# WHAT TO WORK ON:
Within these records, how many lines hold "خریدار"? Give the number alone.

[INFORMATION SUPPLIED — start]

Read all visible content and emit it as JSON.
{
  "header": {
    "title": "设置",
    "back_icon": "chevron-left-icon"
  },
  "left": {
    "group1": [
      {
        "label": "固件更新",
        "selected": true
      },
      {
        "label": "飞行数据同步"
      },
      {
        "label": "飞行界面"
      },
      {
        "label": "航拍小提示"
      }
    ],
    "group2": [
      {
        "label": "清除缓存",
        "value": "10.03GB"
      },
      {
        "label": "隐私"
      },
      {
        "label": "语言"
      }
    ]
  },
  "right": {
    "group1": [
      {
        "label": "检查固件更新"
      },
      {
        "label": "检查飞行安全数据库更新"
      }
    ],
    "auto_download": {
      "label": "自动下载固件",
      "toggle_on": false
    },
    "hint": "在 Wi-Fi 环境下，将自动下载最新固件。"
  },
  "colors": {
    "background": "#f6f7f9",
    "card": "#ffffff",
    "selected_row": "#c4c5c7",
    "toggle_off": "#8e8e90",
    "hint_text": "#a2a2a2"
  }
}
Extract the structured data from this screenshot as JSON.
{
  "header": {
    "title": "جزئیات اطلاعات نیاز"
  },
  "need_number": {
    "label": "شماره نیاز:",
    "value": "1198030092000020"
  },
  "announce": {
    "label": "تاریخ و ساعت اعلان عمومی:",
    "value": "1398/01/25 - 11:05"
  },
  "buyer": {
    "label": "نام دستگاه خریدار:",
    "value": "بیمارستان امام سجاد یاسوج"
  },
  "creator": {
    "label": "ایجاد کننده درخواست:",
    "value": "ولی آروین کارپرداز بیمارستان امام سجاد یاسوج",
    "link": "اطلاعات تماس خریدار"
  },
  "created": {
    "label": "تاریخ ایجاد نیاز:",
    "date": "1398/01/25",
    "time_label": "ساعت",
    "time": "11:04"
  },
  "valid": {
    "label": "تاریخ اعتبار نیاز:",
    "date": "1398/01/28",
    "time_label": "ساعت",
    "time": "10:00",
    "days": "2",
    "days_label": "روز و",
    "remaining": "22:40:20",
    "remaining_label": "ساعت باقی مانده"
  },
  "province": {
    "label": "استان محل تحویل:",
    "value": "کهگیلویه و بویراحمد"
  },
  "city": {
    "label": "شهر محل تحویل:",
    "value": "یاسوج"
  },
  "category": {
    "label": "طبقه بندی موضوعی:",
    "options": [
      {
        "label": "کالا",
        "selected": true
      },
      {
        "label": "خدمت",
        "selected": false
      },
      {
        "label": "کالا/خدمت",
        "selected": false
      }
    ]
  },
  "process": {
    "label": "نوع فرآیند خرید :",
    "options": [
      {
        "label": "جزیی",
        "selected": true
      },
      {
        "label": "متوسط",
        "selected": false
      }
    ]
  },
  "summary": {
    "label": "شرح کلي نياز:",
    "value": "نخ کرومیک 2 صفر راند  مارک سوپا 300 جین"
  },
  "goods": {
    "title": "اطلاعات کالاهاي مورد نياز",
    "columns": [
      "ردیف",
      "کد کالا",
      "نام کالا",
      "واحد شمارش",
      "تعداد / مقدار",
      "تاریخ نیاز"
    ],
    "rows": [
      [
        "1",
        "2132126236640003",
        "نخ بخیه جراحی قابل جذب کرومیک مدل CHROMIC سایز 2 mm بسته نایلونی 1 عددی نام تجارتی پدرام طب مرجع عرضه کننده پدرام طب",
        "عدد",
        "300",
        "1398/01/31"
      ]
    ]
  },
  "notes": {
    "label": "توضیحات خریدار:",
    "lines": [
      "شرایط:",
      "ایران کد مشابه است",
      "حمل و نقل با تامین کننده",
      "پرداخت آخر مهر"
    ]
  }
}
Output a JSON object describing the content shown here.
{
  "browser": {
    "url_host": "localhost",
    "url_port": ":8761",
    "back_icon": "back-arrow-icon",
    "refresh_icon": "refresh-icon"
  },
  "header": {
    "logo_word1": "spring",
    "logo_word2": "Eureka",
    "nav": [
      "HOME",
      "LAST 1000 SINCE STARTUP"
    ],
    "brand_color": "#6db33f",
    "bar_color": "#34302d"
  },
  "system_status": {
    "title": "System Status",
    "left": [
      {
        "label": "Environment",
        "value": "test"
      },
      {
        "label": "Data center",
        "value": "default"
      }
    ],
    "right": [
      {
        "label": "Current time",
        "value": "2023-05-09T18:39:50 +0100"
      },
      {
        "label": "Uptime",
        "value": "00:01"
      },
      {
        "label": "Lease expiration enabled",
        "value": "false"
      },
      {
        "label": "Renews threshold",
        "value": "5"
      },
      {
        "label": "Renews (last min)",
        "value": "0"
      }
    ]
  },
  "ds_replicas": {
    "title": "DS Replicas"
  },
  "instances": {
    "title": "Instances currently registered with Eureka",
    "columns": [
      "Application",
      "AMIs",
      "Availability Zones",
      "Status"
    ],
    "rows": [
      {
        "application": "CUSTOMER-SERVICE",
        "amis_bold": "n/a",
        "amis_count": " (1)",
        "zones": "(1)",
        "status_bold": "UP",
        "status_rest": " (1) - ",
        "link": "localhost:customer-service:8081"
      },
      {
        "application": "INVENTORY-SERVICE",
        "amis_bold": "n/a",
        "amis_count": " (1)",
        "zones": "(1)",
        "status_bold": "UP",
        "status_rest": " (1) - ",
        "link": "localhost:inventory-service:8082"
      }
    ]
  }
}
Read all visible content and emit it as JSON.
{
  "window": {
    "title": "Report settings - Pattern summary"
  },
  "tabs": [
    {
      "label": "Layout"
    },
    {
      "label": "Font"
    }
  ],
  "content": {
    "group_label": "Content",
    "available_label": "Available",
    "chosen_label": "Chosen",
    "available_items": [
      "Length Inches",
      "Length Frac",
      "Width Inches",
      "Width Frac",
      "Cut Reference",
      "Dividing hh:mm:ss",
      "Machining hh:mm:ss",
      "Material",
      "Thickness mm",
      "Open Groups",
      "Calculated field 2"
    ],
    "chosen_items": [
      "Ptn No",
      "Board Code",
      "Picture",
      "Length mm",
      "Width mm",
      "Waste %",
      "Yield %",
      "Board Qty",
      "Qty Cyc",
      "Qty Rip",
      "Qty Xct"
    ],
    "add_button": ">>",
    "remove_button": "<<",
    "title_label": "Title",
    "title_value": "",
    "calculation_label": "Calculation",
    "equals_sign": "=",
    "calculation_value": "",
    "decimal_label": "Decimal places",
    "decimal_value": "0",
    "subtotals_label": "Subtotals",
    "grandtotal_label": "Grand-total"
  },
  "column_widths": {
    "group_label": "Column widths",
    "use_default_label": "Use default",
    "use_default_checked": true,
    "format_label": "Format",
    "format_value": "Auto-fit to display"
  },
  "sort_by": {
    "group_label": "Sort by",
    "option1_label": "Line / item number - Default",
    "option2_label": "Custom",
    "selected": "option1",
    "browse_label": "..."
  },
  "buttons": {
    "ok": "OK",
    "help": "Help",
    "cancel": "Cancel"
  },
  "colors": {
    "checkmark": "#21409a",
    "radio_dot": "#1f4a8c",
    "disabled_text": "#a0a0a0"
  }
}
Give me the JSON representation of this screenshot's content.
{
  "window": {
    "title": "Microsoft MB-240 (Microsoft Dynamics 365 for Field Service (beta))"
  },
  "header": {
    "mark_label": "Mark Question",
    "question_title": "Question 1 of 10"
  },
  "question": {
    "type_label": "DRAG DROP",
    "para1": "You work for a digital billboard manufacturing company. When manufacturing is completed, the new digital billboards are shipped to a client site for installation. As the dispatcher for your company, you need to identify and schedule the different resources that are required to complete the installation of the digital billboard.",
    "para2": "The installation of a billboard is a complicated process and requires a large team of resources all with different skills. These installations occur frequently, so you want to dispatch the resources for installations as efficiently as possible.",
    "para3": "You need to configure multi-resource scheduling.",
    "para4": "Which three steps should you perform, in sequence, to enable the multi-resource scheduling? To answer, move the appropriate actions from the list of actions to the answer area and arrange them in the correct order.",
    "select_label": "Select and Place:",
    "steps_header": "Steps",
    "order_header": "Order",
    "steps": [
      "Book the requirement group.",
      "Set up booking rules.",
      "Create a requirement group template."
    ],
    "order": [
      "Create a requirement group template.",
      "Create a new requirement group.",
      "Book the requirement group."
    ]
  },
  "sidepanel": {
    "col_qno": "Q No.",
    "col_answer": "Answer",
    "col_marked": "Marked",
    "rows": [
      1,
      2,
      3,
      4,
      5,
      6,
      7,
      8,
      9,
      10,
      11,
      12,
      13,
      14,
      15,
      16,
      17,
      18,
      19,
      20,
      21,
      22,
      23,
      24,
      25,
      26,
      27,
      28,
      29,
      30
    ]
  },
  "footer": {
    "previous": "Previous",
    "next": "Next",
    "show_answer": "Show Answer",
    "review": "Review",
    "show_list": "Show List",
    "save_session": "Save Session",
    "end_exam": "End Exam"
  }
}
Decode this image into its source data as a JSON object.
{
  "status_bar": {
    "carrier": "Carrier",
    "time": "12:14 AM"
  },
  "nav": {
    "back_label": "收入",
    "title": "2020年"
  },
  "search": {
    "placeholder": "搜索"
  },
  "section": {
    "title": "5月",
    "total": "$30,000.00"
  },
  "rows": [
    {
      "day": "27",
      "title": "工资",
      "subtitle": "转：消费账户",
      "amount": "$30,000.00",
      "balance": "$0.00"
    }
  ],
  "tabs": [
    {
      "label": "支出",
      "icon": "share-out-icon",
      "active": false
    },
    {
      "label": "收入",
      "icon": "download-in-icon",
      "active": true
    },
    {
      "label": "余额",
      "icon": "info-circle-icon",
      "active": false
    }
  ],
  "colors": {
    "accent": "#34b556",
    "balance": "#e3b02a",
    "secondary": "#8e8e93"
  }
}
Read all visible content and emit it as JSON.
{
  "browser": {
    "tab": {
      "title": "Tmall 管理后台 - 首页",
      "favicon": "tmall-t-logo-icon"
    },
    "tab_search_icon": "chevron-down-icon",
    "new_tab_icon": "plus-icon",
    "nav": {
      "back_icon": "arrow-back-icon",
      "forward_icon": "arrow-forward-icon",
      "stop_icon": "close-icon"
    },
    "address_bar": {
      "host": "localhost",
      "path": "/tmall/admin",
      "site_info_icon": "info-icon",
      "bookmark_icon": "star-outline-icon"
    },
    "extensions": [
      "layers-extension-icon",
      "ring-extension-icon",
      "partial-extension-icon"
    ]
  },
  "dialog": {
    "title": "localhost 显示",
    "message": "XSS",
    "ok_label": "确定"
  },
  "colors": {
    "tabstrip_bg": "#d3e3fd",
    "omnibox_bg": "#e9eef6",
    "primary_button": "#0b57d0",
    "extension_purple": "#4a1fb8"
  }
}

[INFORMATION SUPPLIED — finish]

# SOLUTION FOR THIS TASK:
3